So... if you feel beaten down by 2020, I have great news for you. Yes, there is Christmas cheer available to you this season, the kind that comes from cards and candy canes, from music and movies, from wreaths and wrapping presents. Those are all good things, aren't they? But the really great news, the greatest news is that for those who feel beaten down by a very hard year, there is a God who “raises up all who are bowed down”; and that God is ours through Jesus!
How does God raise us up when we are burdened and bowed down? By taking away our suffering? Yes... but not necessarily right away. Listen to how Peter encourages his readers in terms of God lifting us up, and listen for echoes of the Psalms in these verses...
Humble yourselves, therefore, under the mighty hand of God so that at the proper time he may exalt you,  casting all your anxieties on him, because he cares for you....  And after you have suffered a little while, the God of all grace, who has called you to his eternal glory in Christ, will himself restore, confirm, strengthen, and establish you.  To him be the dominion forever and ever. Amen. (I Peter 5:6–7, 10-11)
Brothers and sisters, we have choices to make in light of the burdens of 2020. Some, feeling beaten down, have chosen to minimize or deny the challenges we face. Others, feeling beaten down, have strapped on a 'blame-thrower' and looked for a scapegoat. Still others, feeling beaten down, have chosen a path of escapism or self-medication, using any number of human solutions. And some, feeling beaten down by our present difficulties, have simply been overcome by the fear, the anger, the frustration, the grief, the hopelessness that daily tempts us.
But wonderfully, we've heard about another option this morning. Because Christ came into our world at Christmas, you can, when you feel beaten down, look to a God who is able, who is willing, and who has proven he knows how to raise up those who have been laid low.
Again, how does he do this? As Peter indicated, he does this by reassuring you that he cares; that when you humbly entrust yourself into his mighty hand, in the midst of your suffering, not only will he shoulder your anxieties, but will, “at the proper time”, restore, confirm, strengthen, and establish you. Why? Because He has “called you to his eternal glory in Christ”.
I believe most of you have already been called, and have responded with faith. But maybe others of you are just now experiencing that calling. Will you respond in faith this morning? Faith in the Christ of Christmas? Trust that only he can give you that ultimate Christmas cheer, a joy that isn't simply seasonal, but that will last the whole year through? If you have been beaten down by the difficulties of this year, will you respond with a worldly, with a fleshly response?

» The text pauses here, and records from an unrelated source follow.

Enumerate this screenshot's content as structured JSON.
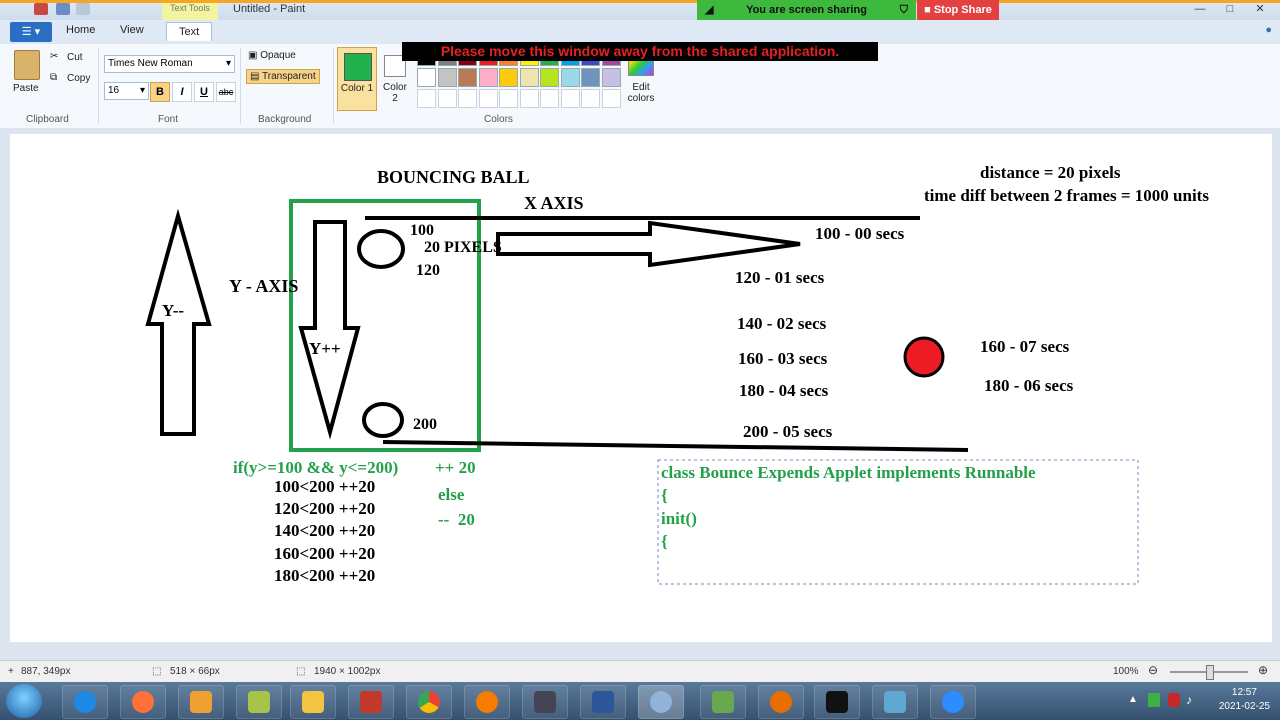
{
  "titlebar": {
    "title": "Untitled - Paint",
    "context_tab": "Text Tools"
  },
  "share": {
    "banner": "You are screen sharing",
    "stop_label": "Stop Share",
    "warning": "Please move this window away from the shared application."
  },
  "tabs": {
    "home": "Home",
    "view": "View",
    "text": "Text"
  },
  "ribbon": {
    "paste": "Paste",
    "cut": "Cut",
    "copy": "Copy",
    "font_name": "Times New Roman",
    "font_size": "16",
    "bold": "B",
    "italic": "I",
    "underline": "U",
    "strike": "abc",
    "opaque": "Opaque",
    "transparent": "Transparent",
    "color1": "Color 1",
    "color2": "Color 2",
    "edit_colors": "Edit colors",
    "groups": {
      "clipboard": "Clipboard",
      "font": "Font",
      "background": "Background",
      "colors": "Colors"
    }
  },
  "colors": {
    "palette_row1": [
      "#ffffff",
      "#c3c3c3",
      "#b97a57",
      "#ffaec9",
      "#ffc90e",
      "#efe4b0",
      "#b5e61d",
      "#99d9ea",
      "#7092be",
      "#c8bfe7"
    ],
    "palette_row0": [
      "#000000",
      "#7f7f7f",
      "#880015",
      "#ed1c24",
      "#ff7f27",
      "#fff200",
      "#22b14c",
      "#00a2e8",
      "#3f48cc",
      "#a349a4"
    ],
    "color1": "#22b14c",
    "color2": "#ffffff"
  },
  "drawing": {
    "title": "BOUNCING BALL",
    "x_axis": "X AXIS",
    "y_axis": "Y - AXIS",
    "y_minus": "Y--",
    "y_plus": "Y++",
    "distance": "distance = 20 pixels",
    "time_diff": "time diff between 2 frames = 1000 units",
    "label_100": "100",
    "label_20px": "20 PIXELS",
    "label_120": "120",
    "label_200": "200",
    "times": [
      "100 - 00 secs",
      "120 - 01 secs",
      "140 - 02 secs",
      "160 - 03 secs",
      "180 - 04 secs",
      "200 - 05 secs"
    ],
    "times_right": [
      "160 - 07 secs",
      "180 - 06 secs"
    ],
    "condition": "if(y>=100 && y<=200)",
    "plus20": "++ 20",
    "else": "else",
    "minus20": "--  20",
    "checks": [
      "100<200 ++20",
      "120<200 ++20",
      "140<200 ++20",
      "160<200 ++20",
      "180<200 ++20"
    ],
    "code": [
      "class Bounce Expends Applet implements Runnable",
      "{",
      "init()",
      "{"
    ]
  },
  "status": {
    "cursor": "887, 349px",
    "selection": "518 × 66px",
    "image_size": "1940 × 1002px",
    "zoom": "100%"
  },
  "clock": {
    "time": "12:57",
    "date": "2021-02-25"
  }
}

Or will look to Jesus with faith, praying specifically in light of Psalm 145:14. Because Christ was laid low for us, we can be raised up through him. What good news! Let's take a minute to talk to God now about feeling beaten down and how we need him to raise us up.